In short, they are about connecting fear and self-doubt, to courage and love, to community and suffering and the hope of collective action, to climate change and ecological collapse and societal breakdown.
They are trying to communicate how the crises we are undeniably, terrifyingly, facing, are the best opportunity we have ever had (and probably ever will) to EVOLVE human civilization, to open our collective hearts and finally learn to transcend our tribalistic affiliations and prejudices. If we are ever going to fulfill the hopes of the great philanthropists and philosophers and poets and dreamers and lovers of life, if we are ever going to actualize the dream of Martin Luther King and the Imagine of John Lennon and the great visions of all of the elevated humans who have shone their light into the darkness, now is the time.
I believe that we are living in a mere bubble of civilizational progress, which has been made possible only by a rapacious pillaging of materials and living beings from the world, but which is about to pop as our planet becomes increasingly depleted and civilization becomes increasingly unstable.
When the bubble pops, we will face Chaos, on the largest scale.

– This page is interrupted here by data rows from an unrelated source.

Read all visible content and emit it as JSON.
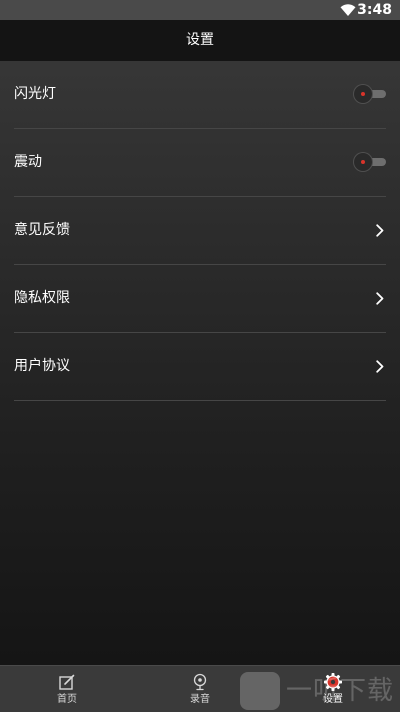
{
  "status_bar": {
    "time": "3:48",
    "wifi_icon": "wifi-icon"
  },
  "header": {
    "title": "设置"
  },
  "settings": {
    "items": [
      {
        "label": "闪光灯",
        "control": "toggle",
        "enabled": false
      },
      {
        "label": "震动",
        "control": "toggle",
        "enabled": false
      },
      {
        "label": "意见反馈",
        "control": "chevron-right-icon"
      },
      {
        "label": "隐私权限",
        "control": "chevron-right-icon"
      },
      {
        "label": "用户协议",
        "control": "chevron-right-icon"
      }
    ]
  },
  "bottom_nav": {
    "items": [
      {
        "label": "首页",
        "icon": "edit-icon",
        "active": false
      },
      {
        "label": "录音",
        "icon": "microphone-icon",
        "active": false
      },
      {
        "label": "设置",
        "icon": "gear-icon",
        "active": true
      }
    ]
  },
  "watermark": {
    "text": "一听下载"
  },
  "colors": {
    "toggle_dot": "#d9342b",
    "title_bar": "#141414",
    "status_bar": "#4a4a4a",
    "nav_bar": "#3a3a3a",
    "divider": "#464646"
  }
}
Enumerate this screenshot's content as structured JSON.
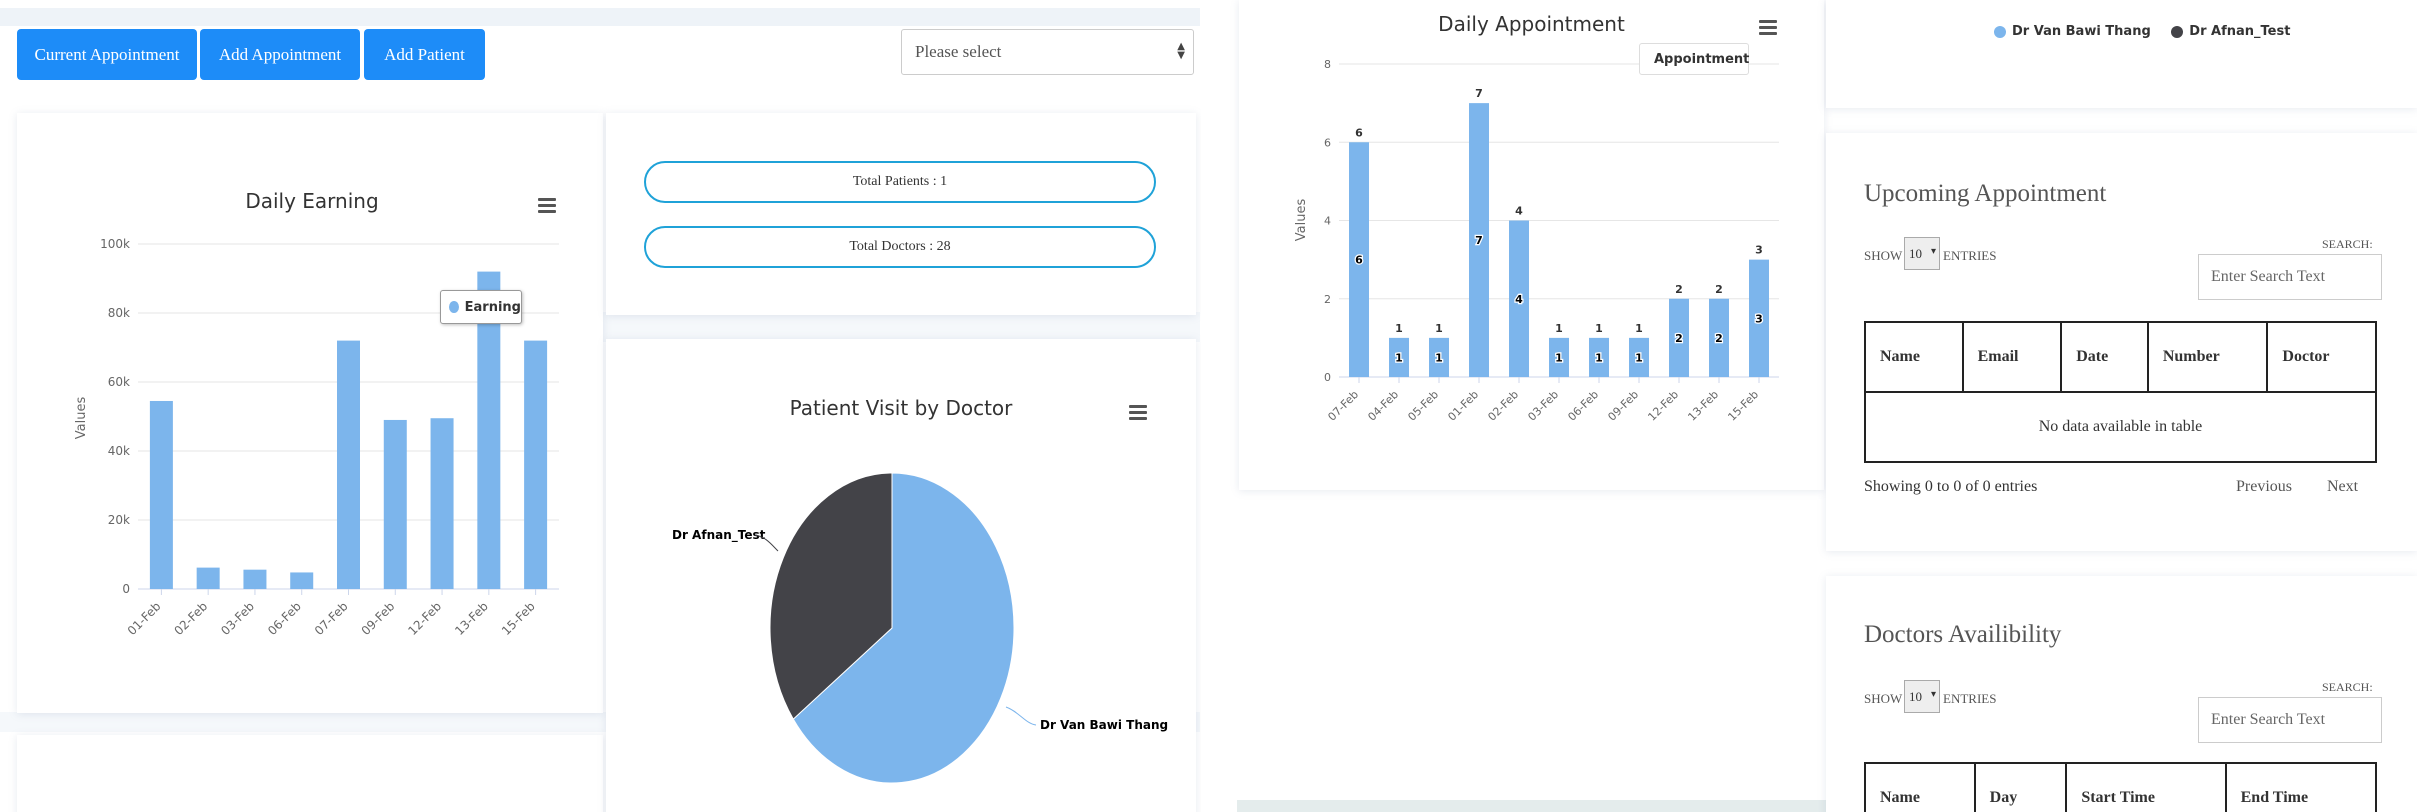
{
  "toolbar": {
    "current_appointment": "Current Appointment",
    "add_appointment": "Add Appointment",
    "add_patient": "Add Patient",
    "select_placeholder": "Please select"
  },
  "stats": {
    "total_patients": "Total Patients : 1",
    "total_doctors": "Total Doctors : 28"
  },
  "colors": {
    "accent": "#1d8cf8",
    "bar": "#7cb5ec",
    "dark_slice": "#434348",
    "pill_border": "#1fa2d8"
  },
  "earning_chart": {
    "title": "Daily Earning",
    "ylabel": "Values",
    "legend": "Earning",
    "y_ticks": [
      "0",
      "20k",
      "40k",
      "60k",
      "80k",
      "100k"
    ]
  },
  "appointment_chart": {
    "title": "Daily Appointment",
    "ylabel": "Values",
    "legend": "Appointment",
    "y_ticks": [
      "0",
      "2",
      "4",
      "6",
      "8"
    ]
  },
  "pie_chart": {
    "title": "Patient Visit by Doctor",
    "legend_doctor_1": "Dr Van Bawi Thang",
    "legend_doctor_2": "Dr Afnan_Test"
  },
  "chart_data": [
    {
      "type": "bar",
      "title": "Daily Earning",
      "categories": [
        "01-Feb",
        "02-Feb",
        "03-Feb",
        "06-Feb",
        "07-Feb",
        "09-Feb",
        "12-Feb",
        "13-Feb",
        "15-Feb"
      ],
      "series": [
        {
          "name": "Earning",
          "values": [
            54500,
            6200,
            5600,
            4800,
            72000,
            49000,
            49500,
            92000,
            72000
          ]
        }
      ],
      "xlabel": "",
      "ylabel": "Values",
      "ylim": [
        0,
        100000
      ],
      "grid": true,
      "legend": "top-right"
    },
    {
      "type": "bar",
      "title": "Daily Appointment",
      "categories": [
        "07-Feb",
        "04-Feb",
        "05-Feb",
        "01-Feb",
        "02-Feb",
        "03-Feb",
        "06-Feb",
        "09-Feb",
        "12-Feb",
        "13-Feb",
        "15-Feb"
      ],
      "series": [
        {
          "name": "Appointment",
          "values": [
            6,
            1,
            1,
            7,
            4,
            1,
            1,
            1,
            2,
            2,
            3
          ]
        }
      ],
      "xlabel": "",
      "ylabel": "Values",
      "ylim": [
        0,
        8
      ],
      "grid": true,
      "legend": "top-right"
    },
    {
      "type": "pie",
      "title": "Patient Visit by Doctor",
      "labels": [
        "Dr Van Bawi Thang",
        "Dr Afnan_Test"
      ],
      "values": [
        65,
        35
      ]
    }
  ],
  "upcoming": {
    "title": "Upcoming Appointment",
    "show": "SHOW",
    "entries_value": "10",
    "entries": "ENTRIES",
    "search_label": "SEARCH:",
    "search_placeholder": "Enter Search Text",
    "columns": [
      "Name",
      "Email",
      "Date",
      "Number",
      "Doctor"
    ],
    "empty": "No data available in table",
    "info": "Showing 0 to 0 of 0 entries",
    "previous": "Previous",
    "next": "Next"
  },
  "availability": {
    "title": "Doctors Availibility",
    "show": "SHOW",
    "entries_value": "10",
    "entries": "ENTRIES",
    "search_label": "SEARCH:",
    "search_placeholder": "Enter Search Text",
    "columns": [
      "Name",
      "Day",
      "Start Time",
      "End Time"
    ]
  }
}
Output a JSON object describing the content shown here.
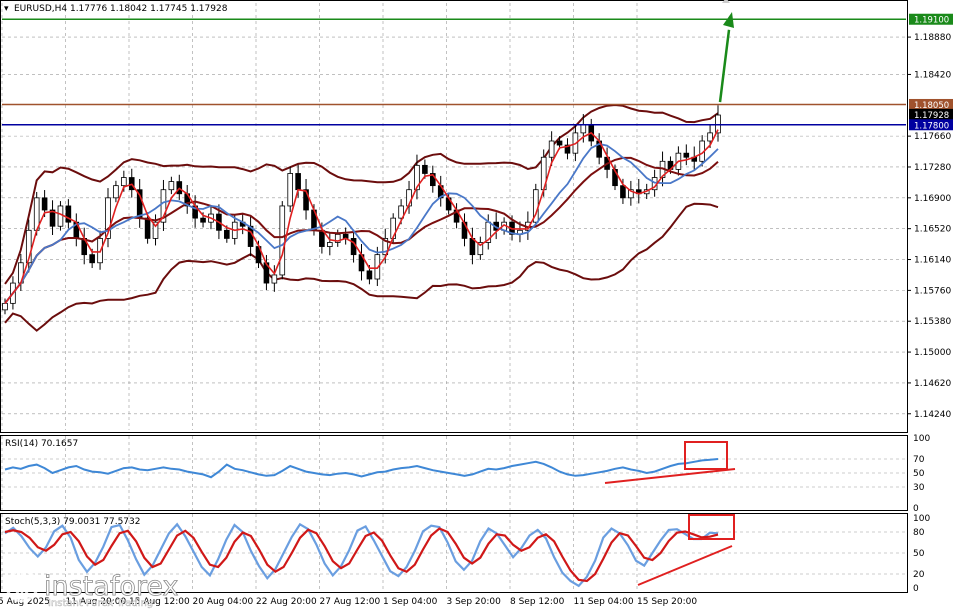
{
  "header": {
    "symbol_line": "EURUSD,H4  1.17776 1.18042 1.17745 1.17928"
  },
  "chart_data": {
    "type": "candlestick",
    "symbol": "EURUSD",
    "timeframe": "H4",
    "ohlc": {
      "open": 1.17776,
      "high": 1.18042,
      "low": 1.17745,
      "close": 1.17928
    },
    "y_axis_ticks": [
      "1.18880",
      "1.18420",
      "1.17660",
      "1.17280",
      "1.16900",
      "1.16520",
      "1.16140",
      "1.15760",
      "1.15380",
      "1.15000",
      "1.14620",
      "1.14240"
    ],
    "ylim": [
      1.1404,
      1.193
    ],
    "x_axis_ticks": [
      "5 Aug 2025",
      "11 Aug 20:00",
      "15 Aug 12:00",
      "20 Aug 04:00",
      "22 Aug 20:00",
      "27 Aug 12:00",
      "1 Sep 04:00",
      "3 Sep 20:00",
      "8 Sep 12:00",
      "11 Sep 04:00",
      "15 Sep 20:00"
    ],
    "horizontal_levels": [
      {
        "price": 1.191,
        "label": "1.19100",
        "color": "#1a8a1a"
      },
      {
        "price": 1.1805,
        "label": "1.18050",
        "color": "#a0522d"
      },
      {
        "price": 1.17928,
        "label": "1.17928",
        "color": "#000000"
      },
      {
        "price": 1.178,
        "label": "1.17800",
        "color": "#0000a0"
      }
    ],
    "closes": [
      1.156,
      1.1585,
      1.161,
      1.165,
      1.169,
      1.1675,
      1.1655,
      1.168,
      1.166,
      1.164,
      1.162,
      1.161,
      1.164,
      1.169,
      1.1705,
      1.1715,
      1.17,
      1.1665,
      1.164,
      1.166,
      1.17,
      1.171,
      1.1695,
      1.168,
      1.1665,
      1.166,
      1.167,
      1.165,
      1.164,
      1.166,
      1.1655,
      1.163,
      1.161,
      1.1585,
      1.1595,
      1.168,
      1.172,
      1.17,
      1.1675,
      1.165,
      1.163,
      1.1635,
      1.1645,
      1.164,
      1.162,
      1.16,
      1.159,
      1.162,
      1.164,
      1.1665,
      1.168,
      1.17,
      1.173,
      1.172,
      1.1705,
      1.169,
      1.1675,
      1.166,
      1.164,
      1.162,
      1.1635,
      1.166,
      1.165,
      1.166,
      1.1645,
      1.165,
      1.166,
      1.17,
      1.174,
      1.176,
      1.1755,
      1.1745,
      1.177,
      1.178,
      1.176,
      1.174,
      1.1725,
      1.1705,
      1.169,
      1.17,
      1.1695,
      1.17,
      1.1715,
      1.1735,
      1.1725,
      1.1745,
      1.174,
      1.1735,
      1.176,
      1.177,
      1.1792
    ],
    "rsi": {
      "label": "RSI(14) 70.1657",
      "ylim": [
        0,
        100
      ],
      "ticks": [
        "100",
        "70",
        "50",
        "30",
        "0"
      ],
      "values": [
        55,
        58,
        56,
        60,
        62,
        57,
        50,
        54,
        58,
        60,
        55,
        52,
        51,
        49,
        53,
        57,
        58,
        55,
        54,
        56,
        58,
        56,
        55,
        52,
        50,
        48,
        44,
        52,
        62,
        56,
        54,
        51,
        48,
        46,
        47,
        53,
        60,
        56,
        52,
        50,
        48,
        47,
        49,
        50,
        48,
        45,
        48,
        51,
        52,
        55,
        57,
        58,
        60,
        57,
        54,
        52,
        50,
        48,
        46,
        48,
        52,
        56,
        55,
        57,
        60,
        62,
        64,
        66,
        63,
        58,
        52,
        48,
        46,
        47,
        49,
        51,
        53,
        56,
        58,
        55,
        53,
        50,
        52,
        56,
        60,
        63,
        64,
        66,
        68,
        69,
        70
      ]
    },
    "stoch": {
      "label": "Stoch(5,3,3) 79.0031 77.5732",
      "ylim": [
        0,
        100
      ],
      "ticks": [
        "100",
        "80",
        "50",
        "20",
        "0"
      ],
      "values": [
        80,
        85,
        75,
        55,
        45,
        60,
        80,
        90,
        70,
        40,
        25,
        35,
        60,
        85,
        90,
        70,
        40,
        20,
        30,
        55,
        80,
        90,
        75,
        50,
        30,
        20,
        40,
        70,
        88,
        80,
        55,
        30,
        15,
        25,
        50,
        75,
        90,
        85,
        60,
        35,
        20,
        30,
        55,
        80,
        88,
        70,
        45,
        25,
        15,
        30,
        55,
        80,
        90,
        85,
        65,
        40,
        25,
        40,
        65,
        85,
        80,
        60,
        45,
        55,
        75,
        85,
        70,
        45,
        20,
        10,
        5,
        15,
        40,
        70,
        85,
        80,
        60,
        40,
        30,
        50,
        70,
        82,
        85,
        75,
        70,
        72,
        78,
        79
      ]
    },
    "annotations": [
      {
        "type": "arrow",
        "direction": "up",
        "color": "#1a8a1a"
      },
      {
        "type": "box",
        "panel": "rsi",
        "color": "#e02020"
      },
      {
        "type": "box",
        "panel": "stoch",
        "color": "#e02020"
      },
      {
        "type": "trendline",
        "panel": "rsi",
        "direction": "up",
        "color": "#e02020"
      },
      {
        "type": "trendline",
        "panel": "stoch",
        "direction": "up",
        "color": "#e02020"
      }
    ],
    "grid": true
  },
  "watermark": {
    "brand": "instaforex",
    "tagline": "Instant Forex Trading"
  }
}
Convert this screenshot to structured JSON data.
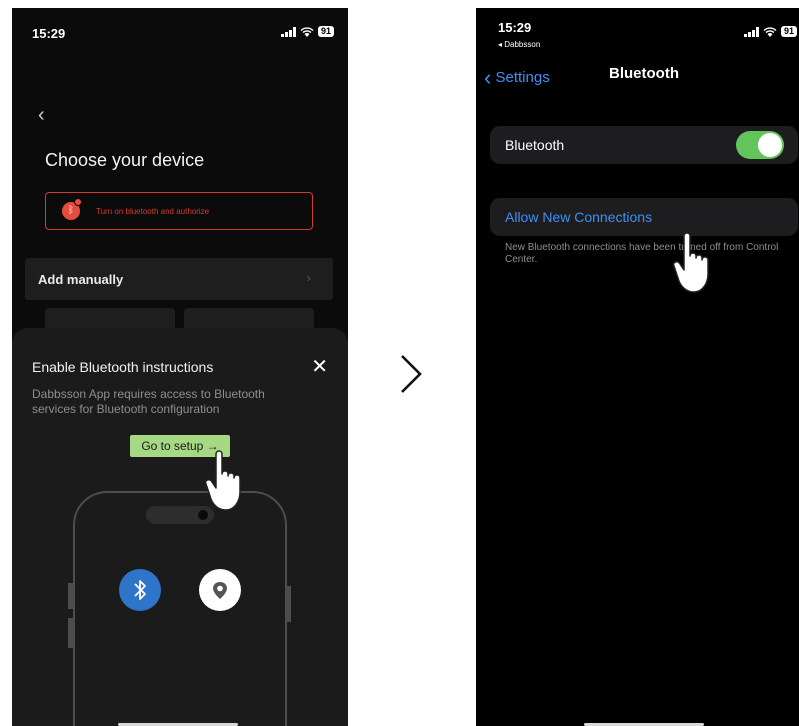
{
  "left_phone": {
    "status_bar": {
      "time": "15:29",
      "battery": "91"
    },
    "page_title": "Choose your device",
    "bluetooth_alert": "Turn on bluetooth and authorize",
    "add_manually": "Add manually",
    "sheet": {
      "title": "Enable Bluetooth instructions",
      "description": "Dabbsson App requires access to Bluetooth services for Bluetooth configuration",
      "setup_button": "Go to setup →"
    }
  },
  "right_phone": {
    "status_bar": {
      "time": "15:29",
      "back_app": "◂ Dabbsson",
      "battery": "91"
    },
    "nav": {
      "back_label": "Settings",
      "title": "Bluetooth"
    },
    "bluetooth_row": {
      "label": "Bluetooth",
      "enabled": true
    },
    "allow_row": {
      "label": "Allow New Connections"
    },
    "note_text": "New Bluetooth connections have been turned off from Control Center."
  },
  "colors": {
    "alert_red": "#d33a2f",
    "setup_green": "#a7d985",
    "ios_blue": "#3e8ff5",
    "toggle_green": "#63c45b",
    "bt_circle": "#2e74c9"
  },
  "icons": [
    "chevron-left-icon",
    "close-icon",
    "bluetooth-icon",
    "location-icon",
    "signal-icon",
    "wifi-icon",
    "battery-icon",
    "pointing-hand-icon",
    "arrow-right-icon"
  ]
}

You only have to look at the US, Canada, Western Europe, etc., to see how quickly even a relatively TINY shift in immigration pressures, creates mass conflict, suffering, hate, and violence, and then extrapolate from that to get a sense of how vulnerable we are. So much of the biosphere is at, or past, tipping points, and the scientists who study these things, know that we are staring into the next Holocaust. Only this one will be global.
Climate change is not just carbon dioxide and methane and ocean currents and dissolving starfish and dying orcas and skinny polar bears. It’s also hate, and state violence, and gangs, and child sex slaves, and rapes, and racism and totalitarianism and police states and nuclear bombs and biological weapons. And it’s also community, and love, and honesty, and forgiveness, and vulnerability, and courage.
So, I hope you enjoy the third “talk.” I have to admit, for maybe the first time in my career, I can say I’m completely happy with it.